▶ [WHAT IS EXPECTED]:
Go through the listing below and list every line with "category".
:::
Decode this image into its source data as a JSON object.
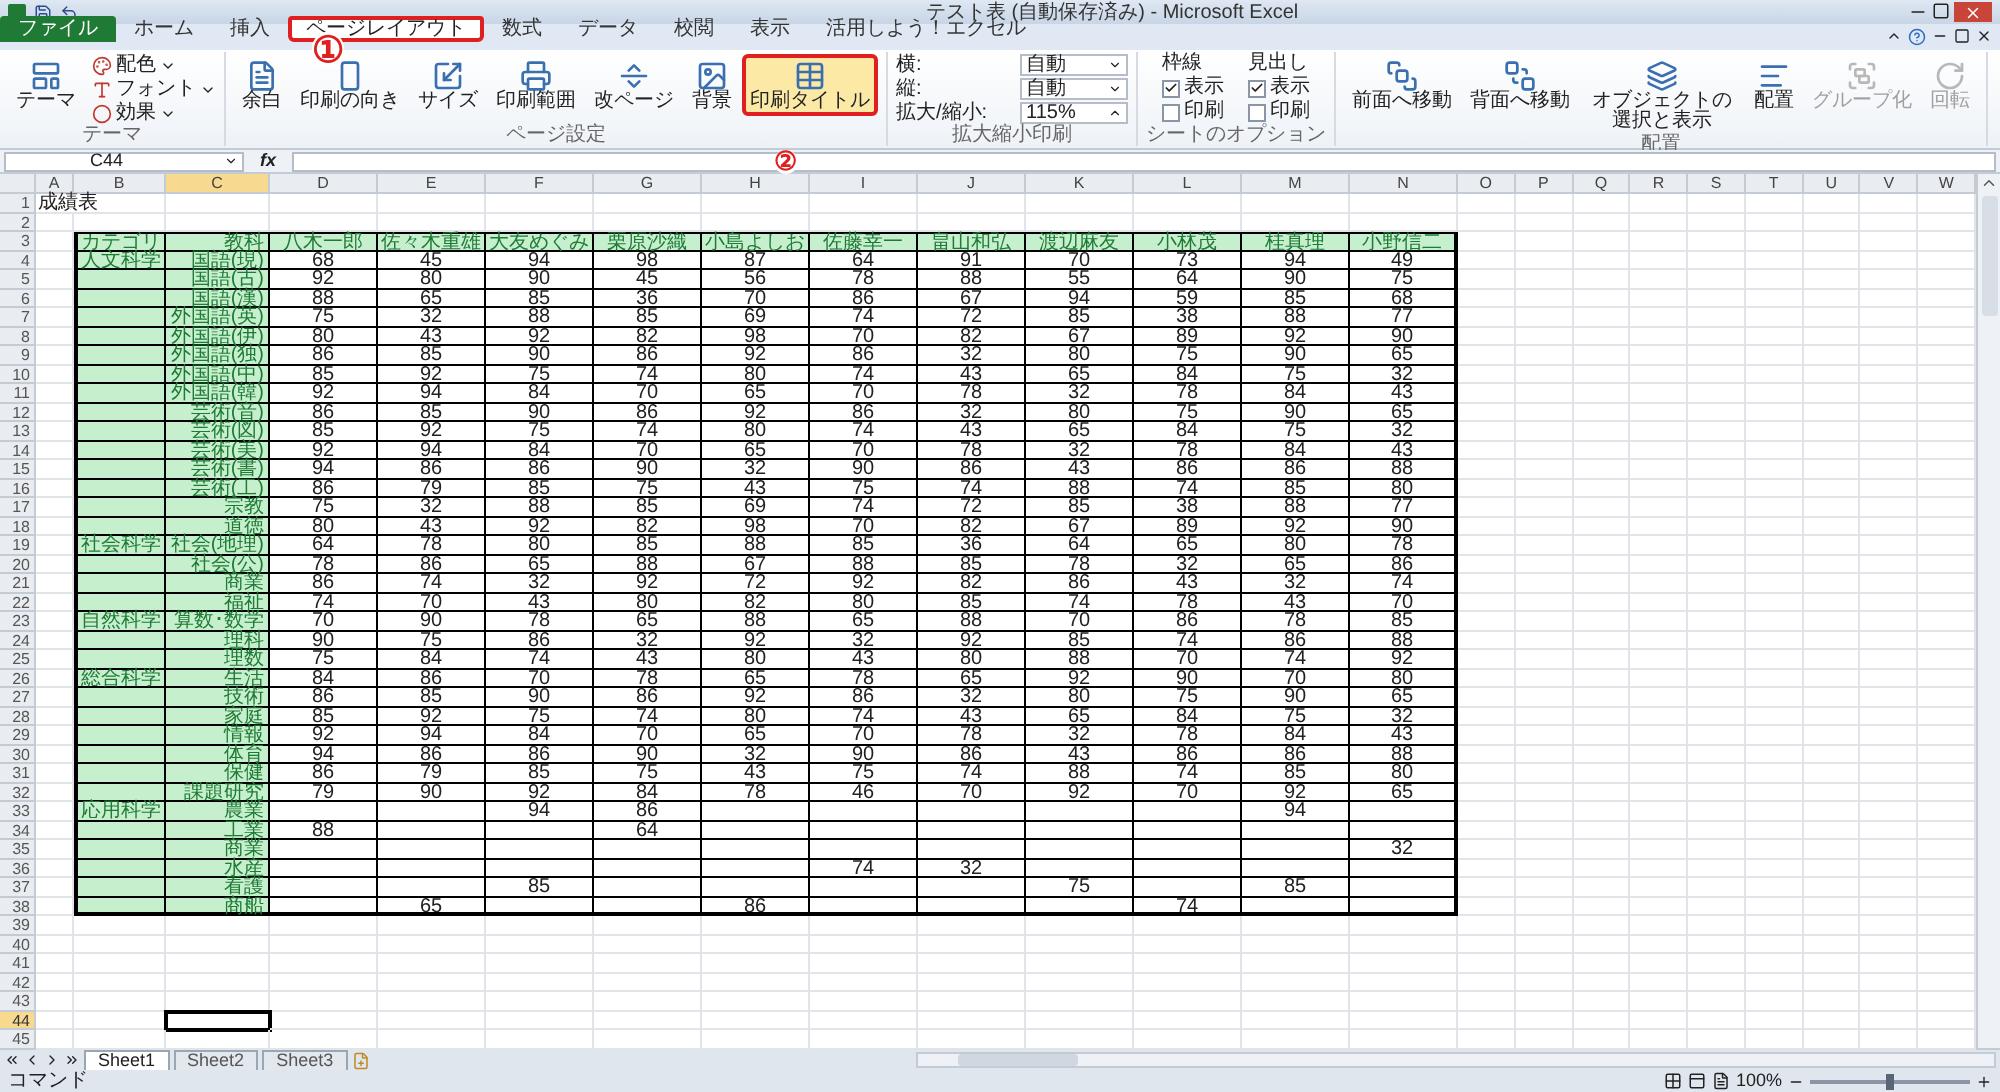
{
  "window": {
    "title": "テスト表 (自動保存済み) - Microsoft Excel"
  },
  "ribbon_tabs": [
    {
      "label": "ファイル",
      "selected": false,
      "kind": "file",
      "highlighted": false
    },
    {
      "label": "ホーム",
      "selected": false,
      "kind": "tab",
      "highlighted": false
    },
    {
      "label": "挿入",
      "selected": false,
      "kind": "tab",
      "highlighted": false
    },
    {
      "label": "ページレイアウト",
      "selected": true,
      "kind": "tab",
      "highlighted": true,
      "annotation": "①"
    },
    {
      "label": "数式",
      "selected": false,
      "kind": "tab",
      "highlighted": false
    },
    {
      "label": "データ",
      "selected": false,
      "kind": "tab",
      "highlighted": false
    },
    {
      "label": "校閲",
      "selected": false,
      "kind": "tab",
      "highlighted": false
    },
    {
      "label": "表示",
      "selected": false,
      "kind": "tab",
      "highlighted": false
    },
    {
      "label": "活用しよう！エクセル",
      "selected": false,
      "kind": "tab",
      "highlighted": false
    }
  ],
  "ribbon_groups": [
    {
      "label": "テーマ",
      "kind": "theme",
      "items": [
        {
          "kind": "large",
          "label": "テーマ",
          "disabled": false,
          "highlighted": false
        },
        {
          "kind": "small",
          "label": "配色"
        },
        {
          "kind": "small",
          "label": "フォント"
        },
        {
          "kind": "small",
          "label": "効果"
        }
      ]
    },
    {
      "label": "ページ設定",
      "kind": "buttons",
      "items": [
        {
          "kind": "large",
          "label": "余白",
          "disabled": false,
          "highlighted": false
        },
        {
          "kind": "large",
          "label": "印刷の向き",
          "disabled": false,
          "highlighted": false
        },
        {
          "kind": "large",
          "label": "サイズ",
          "disabled": false,
          "highlighted": false
        },
        {
          "kind": "large",
          "label": "印刷範囲",
          "disabled": false,
          "highlighted": false
        },
        {
          "kind": "large",
          "label": "改ページ",
          "disabled": false,
          "highlighted": false
        },
        {
          "kind": "large",
          "label": "背景",
          "disabled": false,
          "highlighted": false
        },
        {
          "kind": "large",
          "label": "印刷タイトル",
          "disabled": false,
          "highlighted": true,
          "annotation": "②"
        }
      ]
    },
    {
      "label": "拡大縮小印刷",
      "kind": "fields",
      "items": [
        {
          "kind": "dropdown",
          "label": "横:",
          "value": "自動"
        },
        {
          "kind": "dropdown",
          "label": "縦:",
          "value": "自動"
        },
        {
          "kind": "spinner",
          "label": "拡大/縮小:",
          "value": "115%"
        }
      ]
    },
    {
      "label": "シートのオプション",
      "kind": "checks",
      "items": [
        {
          "label": "枠線",
          "options": [
            {
              "label": "表示",
              "checked": true
            },
            {
              "label": "印刷",
              "checked": false
            }
          ]
        },
        {
          "label": "見出し",
          "options": [
            {
              "label": "表示",
              "checked": true
            },
            {
              "label": "印刷",
              "checked": false
            }
          ]
        }
      ]
    },
    {
      "label": "配置",
      "kind": "buttons",
      "items": [
        {
          "kind": "large",
          "label": "前面へ移動",
          "disabled": false,
          "highlighted": false
        },
        {
          "kind": "large",
          "label": "背面へ移動",
          "disabled": false,
          "highlighted": false
        },
        {
          "kind": "large",
          "label": "オブジェクトの選択と表示",
          "disabled": false,
          "highlighted": false
        },
        {
          "kind": "large",
          "label": "配置",
          "disabled": false,
          "highlighted": false
        },
        {
          "kind": "large",
          "label": "グループ化",
          "disabled": true,
          "highlighted": false
        },
        {
          "kind": "large",
          "label": "回転",
          "disabled": true,
          "highlighted": false
        }
      ]
    }
  ],
  "formula_bar": {
    "name_box": "C44",
    "function_label": "fx"
  },
  "column_headers": [
    {
      "label": "A",
      "selected": false
    },
    {
      "label": "B",
      "selected": false
    },
    {
      "label": "C",
      "selected": true
    },
    {
      "label": "D",
      "selected": false
    },
    {
      "label": "E",
      "selected": false
    },
    {
      "label": "F",
      "selected": false
    },
    {
      "label": "G",
      "selected": false
    },
    {
      "label": "H",
      "selected": false
    },
    {
      "label": "I",
      "selected": false
    },
    {
      "label": "J",
      "selected": false
    },
    {
      "label": "K",
      "selected": false
    },
    {
      "label": "L",
      "selected": false
    },
    {
      "label": "M",
      "selected": false
    },
    {
      "label": "N",
      "selected": false
    },
    {
      "label": "O",
      "selected": false
    },
    {
      "label": "P",
      "selected": false
    },
    {
      "label": "Q",
      "selected": false
    },
    {
      "label": "R",
      "selected": false
    },
    {
      "label": "S",
      "selected": false
    },
    {
      "label": "T",
      "selected": false
    },
    {
      "label": "U",
      "selected": false
    },
    {
      "label": "V",
      "selected": false
    },
    {
      "label": "W",
      "selected": false
    }
  ],
  "row_headers": [
    {
      "label": "1",
      "selected": false
    },
    {
      "label": "2",
      "selected": false
    },
    {
      "label": "3",
      "selected": false
    },
    {
      "label": "4",
      "selected": false
    },
    {
      "label": "5",
      "selected": false
    },
    {
      "label": "6",
      "selected": false
    },
    {
      "label": "7",
      "selected": false
    },
    {
      "label": "8",
      "selected": false
    },
    {
      "label": "9",
      "selected": false
    },
    {
      "label": "10",
      "selected": false
    },
    {
      "label": "11",
      "selected": false
    },
    {
      "label": "12",
      "selected": false
    },
    {
      "label": "13",
      "selected": false
    },
    {
      "label": "14",
      "selected": false
    },
    {
      "label": "15",
      "selected": false
    },
    {
      "label": "16",
      "selected": false
    },
    {
      "label": "17",
      "selected": false
    },
    {
      "label": "18",
      "selected": false
    },
    {
      "label": "19",
      "selected": false
    },
    {
      "label": "20",
      "selected": false
    },
    {
      "label": "21",
      "selected": false
    },
    {
      "label": "22",
      "selected": false
    },
    {
      "label": "23",
      "selected": false
    },
    {
      "label": "24",
      "selected": false
    },
    {
      "label": "25",
      "selected": false
    },
    {
      "label": "26",
      "selected": false
    },
    {
      "label": "27",
      "selected": false
    },
    {
      "label": "28",
      "selected": false
    },
    {
      "label": "29",
      "selected": false
    },
    {
      "label": "30",
      "selected": false
    },
    {
      "label": "31",
      "selected": false
    },
    {
      "label": "32",
      "selected": false
    },
    {
      "label": "33",
      "selected": false
    },
    {
      "label": "34",
      "selected": false
    },
    {
      "label": "35",
      "selected": false
    },
    {
      "label": "36",
      "selected": false
    },
    {
      "label": "37",
      "selected": false
    },
    {
      "label": "38",
      "selected": false
    },
    {
      "label": "39",
      "selected": false
    },
    {
      "label": "40",
      "selected": false
    },
    {
      "label": "41",
      "selected": false
    },
    {
      "label": "42",
      "selected": false
    },
    {
      "label": "43",
      "selected": false
    },
    {
      "label": "44",
      "selected": true
    },
    {
      "label": "45",
      "selected": false
    }
  ],
  "sheet_title": "成績表",
  "table": {
    "header": {
      "category": "カテゴリ",
      "subject": "教科",
      "names": [
        "八木一郎",
        "佐々木重雄",
        "大友めぐみ",
        "栗原沙織",
        "小島よしお",
        "佐藤幸一",
        "畠山和弘",
        "渡辺麻友",
        "小林茂",
        "桂真理",
        "小野信二"
      ]
    },
    "rows": [
      {
        "category": "人文科学",
        "subject": "国語(現)",
        "scores": {
          "D": "68",
          "E": "45",
          "F": "94",
          "G": "98",
          "H": "87",
          "I": "64",
          "J": "91",
          "K": "70",
          "L": "73",
          "M": "94",
          "N": "49"
        }
      },
      {
        "subject": "国語(古)",
        "scores": {
          "D": "92",
          "E": "80",
          "F": "90",
          "G": "45",
          "H": "56",
          "I": "78",
          "J": "88",
          "K": "55",
          "L": "64",
          "M": "90",
          "N": "75"
        }
      },
      {
        "subject": "国語(漢)",
        "scores": {
          "D": "88",
          "E": "65",
          "F": "85",
          "G": "36",
          "H": "70",
          "I": "86",
          "J": "67",
          "K": "94",
          "L": "59",
          "M": "85",
          "N": "68"
        }
      },
      {
        "subject": "外国語(英)",
        "scores": {
          "D": "75",
          "E": "32",
          "F": "88",
          "G": "85",
          "H": "69",
          "I": "74",
          "J": "72",
          "K": "85",
          "L": "38",
          "M": "88",
          "N": "77"
        }
      },
      {
        "subject": "外国語(伊)",
        "scores": {
          "D": "80",
          "E": "43",
          "F": "92",
          "G": "82",
          "H": "98",
          "I": "70",
          "J": "82",
          "K": "67",
          "L": "89",
          "M": "92",
          "N": "90"
        }
      },
      {
        "subject": "外国語(独)",
        "scores": {
          "D": "86",
          "E": "85",
          "F": "90",
          "G": "86",
          "H": "92",
          "I": "86",
          "J": "32",
          "K": "80",
          "L": "75",
          "M": "90",
          "N": "65"
        }
      },
      {
        "subject": "外国語(中)",
        "scores": {
          "D": "85",
          "E": "92",
          "F": "75",
          "G": "74",
          "H": "80",
          "I": "74",
          "J": "43",
          "K": "65",
          "L": "84",
          "M": "75",
          "N": "32"
        }
      },
      {
        "subject": "外国語(韓)",
        "scores": {
          "D": "92",
          "E": "94",
          "F": "84",
          "G": "70",
          "H": "65",
          "I": "70",
          "J": "78",
          "K": "32",
          "L": "78",
          "M": "84",
          "N": "43"
        }
      },
      {
        "subject": "芸術(音)",
        "scores": {
          "D": "86",
          "E": "85",
          "F": "90",
          "G": "86",
          "H": "92",
          "I": "86",
          "J": "32",
          "K": "80",
          "L": "75",
          "M": "90",
          "N": "65"
        }
      },
      {
        "subject": "芸術(図)",
        "scores": {
          "D": "85",
          "E": "92",
          "F": "75",
          "G": "74",
          "H": "80",
          "I": "74",
          "J": "43",
          "K": "65",
          "L": "84",
          "M": "75",
          "N": "32"
        }
      },
      {
        "subject": "芸術(美)",
        "scores": {
          "D": "92",
          "E": "94",
          "F": "84",
          "G": "70",
          "H": "65",
          "I": "70",
          "J": "78",
          "K": "32",
          "L": "78",
          "M": "84",
          "N": "43"
        }
      },
      {
        "subject": "芸術(書)",
        "scores": {
          "D": "94",
          "E": "86",
          "F": "86",
          "G": "90",
          "H": "32",
          "I": "90",
          "J": "86",
          "K": "43",
          "L": "86",
          "M": "86",
          "N": "88"
        }
      },
      {
        "subject": "芸術(工)",
        "scores": {
          "D": "86",
          "E": "79",
          "F": "85",
          "G": "75",
          "H": "43",
          "I": "75",
          "J": "74",
          "K": "88",
          "L": "74",
          "M": "85",
          "N": "80"
        }
      },
      {
        "subject": "宗教",
        "scores": {
          "D": "75",
          "E": "32",
          "F": "88",
          "G": "85",
          "H": "69",
          "I": "74",
          "J": "72",
          "K": "85",
          "L": "38",
          "M": "88",
          "N": "77"
        }
      },
      {
        "subject": "道徳",
        "scores": {
          "D": "80",
          "E": "43",
          "F": "92",
          "G": "82",
          "H": "98",
          "I": "70",
          "J": "82",
          "K": "67",
          "L": "89",
          "M": "92",
          "N": "90"
        }
      },
      {
        "category": "社会科学",
        "subject": "社会(地理)",
        "scores": {
          "D": "64",
          "E": "78",
          "F": "80",
          "G": "85",
          "H": "88",
          "I": "85",
          "J": "36",
          "K": "64",
          "L": "65",
          "M": "80",
          "N": "78"
        }
      },
      {
        "subject": "社会(公)",
        "scores": {
          "D": "78",
          "E": "86",
          "F": "65",
          "G": "88",
          "H": "67",
          "I": "88",
          "J": "85",
          "K": "78",
          "L": "32",
          "M": "65",
          "N": "86"
        }
      },
      {
        "subject": "商業",
        "scores": {
          "D": "86",
          "E": "74",
          "F": "32",
          "G": "92",
          "H": "72",
          "I": "92",
          "J": "82",
          "K": "86",
          "L": "43",
          "M": "32",
          "N": "74"
        }
      },
      {
        "subject": "福祉",
        "scores": {
          "D": "74",
          "E": "70",
          "F": "43",
          "G": "80",
          "H": "82",
          "I": "80",
          "J": "85",
          "K": "74",
          "L": "78",
          "M": "43",
          "N": "70"
        }
      },
      {
        "category": "自然科学",
        "subject": "算数･数学",
        "scores": {
          "D": "70",
          "E": "90",
          "F": "78",
          "G": "65",
          "H": "88",
          "I": "65",
          "J": "88",
          "K": "70",
          "L": "86",
          "M": "78",
          "N": "85"
        }
      },
      {
        "subject": "理科",
        "scores": {
          "D": "90",
          "E": "75",
          "F": "86",
          "G": "32",
          "H": "92",
          "I": "32",
          "J": "92",
          "K": "85",
          "L": "74",
          "M": "86",
          "N": "88"
        }
      },
      {
        "subject": "理数",
        "scores": {
          "D": "75",
          "E": "84",
          "F": "74",
          "G": "43",
          "H": "80",
          "I": "43",
          "J": "80",
          "K": "88",
          "L": "70",
          "M": "74",
          "N": "92"
        }
      },
      {
        "category": "総合科学",
        "subject": "生活",
        "scores": {
          "D": "84",
          "E": "86",
          "F": "70",
          "G": "78",
          "H": "65",
          "I": "78",
          "J": "65",
          "K": "92",
          "L": "90",
          "M": "70",
          "N": "80"
        }
      },
      {
        "subject": "技術",
        "scores": {
          "D": "86",
          "E": "85",
          "F": "90",
          "G": "86",
          "H": "92",
          "I": "86",
          "J": "32",
          "K": "80",
          "L": "75",
          "M": "90",
          "N": "65"
        }
      },
      {
        "subject": "家庭",
        "scores": {
          "D": "85",
          "E": "92",
          "F": "75",
          "G": "74",
          "H": "80",
          "I": "74",
          "J": "43",
          "K": "65",
          "L": "84",
          "M": "75",
          "N": "32"
        }
      },
      {
        "subject": "情報",
        "scores": {
          "D": "92",
          "E": "94",
          "F": "84",
          "G": "70",
          "H": "65",
          "I": "70",
          "J": "78",
          "K": "32",
          "L": "78",
          "M": "84",
          "N": "43"
        }
      },
      {
        "subject": "体育",
        "scores": {
          "D": "94",
          "E": "86",
          "F": "86",
          "G": "90",
          "H": "32",
          "I": "90",
          "J": "86",
          "K": "43",
          "L": "86",
          "M": "86",
          "N": "88"
        }
      },
      {
        "subject": "保健",
        "scores": {
          "D": "86",
          "E": "79",
          "F": "85",
          "G": "75",
          "H": "43",
          "I": "75",
          "J": "74",
          "K": "88",
          "L": "74",
          "M": "85",
          "N": "80"
        }
      },
      {
        "subject": "課題研究",
        "scores": {
          "D": "79",
          "E": "90",
          "F": "92",
          "G": "84",
          "H": "78",
          "I": "46",
          "J": "70",
          "K": "92",
          "L": "70",
          "M": "92",
          "N": "65"
        }
      },
      {
        "category": "応用科学",
        "subject": "農業",
        "scores": {
          "F": "94",
          "G": "86",
          "M": "94"
        }
      },
      {
        "subject": "工業",
        "scores": {
          "D": "88",
          "G": "64"
        }
      },
      {
        "subject": "商業",
        "scores": {
          "N": "32"
        }
      },
      {
        "subject": "水産",
        "scores": {
          "I": "74",
          "J": "32"
        }
      },
      {
        "subject": "看護",
        "scores": {
          "F": "85",
          "K": "75",
          "M": "85"
        }
      },
      {
        "subject": "商船",
        "scores": {
          "E": "65",
          "H": "86",
          "L": "74"
        }
      }
    ]
  },
  "sheet_tabs": [
    {
      "label": "Sheet1",
      "selected": true
    },
    {
      "label": "Sheet2",
      "selected": false
    },
    {
      "label": "Sheet3",
      "selected": false
    }
  ],
  "status_bar": {
    "mode": "コマンド",
    "zoom": "100%",
    "zoom_slider": {
      "level": 0.5
    }
  }
}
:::
▶ [COMPLETED EXERCISE]:
      "category": "カテゴリ",
        "category": "人文科学",
        "category": "社会科学",
        "category": "自然科学",
        "category": "総合科学",
        "category": "応用科学",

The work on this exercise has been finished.